Popping in to say happy Friday and share a bit about what’s happening in the health policy world. Congress is still in a holding pattern when it comes to the reconciliation bill and there’s a lot of bickering about what health priorities will ultimately be included. I’m grateful to the reporters following the back and forth, there’s a few articles this week on the negotiations. Here’s what I’ve been reading this week!
COVAX is a global initiative set up to give all countries equitable access to COVID-19 vaccines – but it’s faced significant challenges, like vaccines never arriving, and big goals that have yet to be realized.
Lawrence Gostin îs a public health expert (he literally wrote one of my text books in grad school) and wrote an excellent article on the historical context of vaccine mandates and their legality.
There’s a push in Congress to expand Medicare benefits to include coverage for vision and dental services but there are many reasons why it might not happen.
The Food & Drug Administration has released long-awaited guidance on sodium reduction targets for more than 160 food products, encouraging food makers to comply with the voluntary regulation to address the high rates of hypertension and heart disease in the U.S.
The Centers for Medicare and Medicaid approved a plan from Colorado that will require private insurance sold in the state to cover gender-affirming care, marking the first time this type of coverage requirement has been approved by the federal government for individual and small group health plans.
In 2022, Kansans will vote on a ballot initiative that could amend their state constitution to remove abortion as a fundamental right, potentially creating an abortion desert in the midwest larger than France. Half of the abortions performed in Kansas are for patients from out of state, mostly from Missouri which has only one abortion clinic.
The most popular provision of the reconciliation package is lowering the cost of pharmaceuticals, but the argument against allowing the government to negotiate (and thus lower) drug prices is that pharmaceutical companies will not make enough money to invest in the research and development of new treatments and medications – is that actually true?

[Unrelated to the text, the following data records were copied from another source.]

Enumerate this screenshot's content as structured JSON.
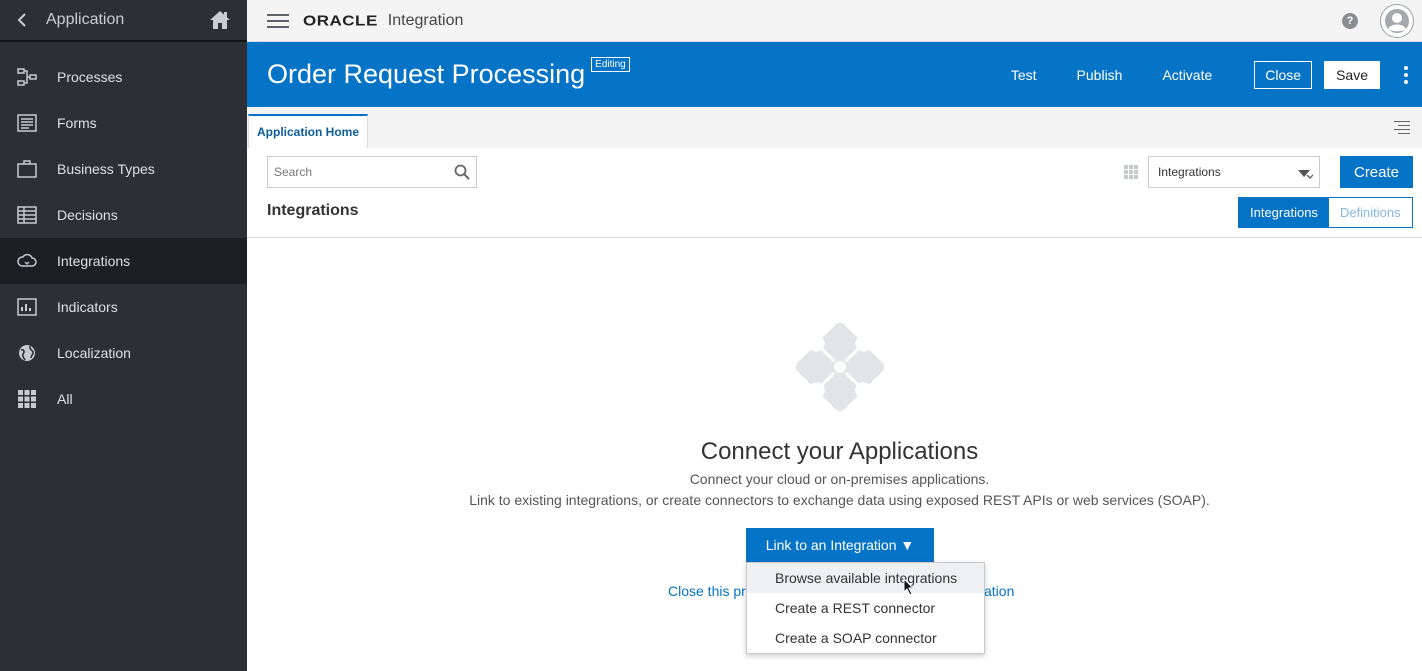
{
  "sidebar": {
    "title": "Application",
    "items": [
      {
        "label": "Processes",
        "icon": "processes-icon"
      },
      {
        "label": "Forms",
        "icon": "forms-icon"
      },
      {
        "label": "Business Types",
        "icon": "briefcase-icon"
      },
      {
        "label": "Decisions",
        "icon": "decision-table-icon"
      },
      {
        "label": "Integrations",
        "icon": "cloud-icon",
        "active": true
      },
      {
        "label": "Indicators",
        "icon": "chart-icon"
      },
      {
        "label": "Localization",
        "icon": "globe-icon"
      },
      {
        "label": "All",
        "icon": "apps-grid-icon"
      }
    ]
  },
  "topbar": {
    "brand": "ORACLE",
    "product": "Integration"
  },
  "header": {
    "title": "Order Request Processing",
    "badge": "Editing",
    "actions": {
      "test": "Test",
      "publish": "Publish",
      "activate": "Activate",
      "close": "Close",
      "save": "Save"
    }
  },
  "tabs": [
    {
      "label": "Application Home"
    }
  ],
  "toolbar": {
    "search_placeholder": "Search",
    "filter_value": "Integrations",
    "create_label": "Create",
    "section_title": "Integrations",
    "segments": [
      "Integrations",
      "Definitions"
    ]
  },
  "empty_state": {
    "title": "Connect your Applications",
    "line1": "Connect your cloud or on-premises applications.",
    "line2": "Link to existing integrations, or create connectors to exchange data using exposed REST APIs or web services (SOAP).",
    "button": "Link to an Integration ▼",
    "close_link_left": "Close this pr",
    "close_link_right": "ation"
  },
  "dropdown": {
    "items": [
      "Browse available integrations",
      "Create a REST connector",
      "Create a SOAP connector"
    ]
  },
  "colors": {
    "accent": "#0573c6",
    "sidebar_bg": "#2b3034",
    "sidebar_active": "#1d2023"
  }
}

Ed Yong outlines the (many) weaknesses in the U.S. medical and public health infrastructure as we barrel towards the inevitable next pandemic and why we’re running out of time to prepare.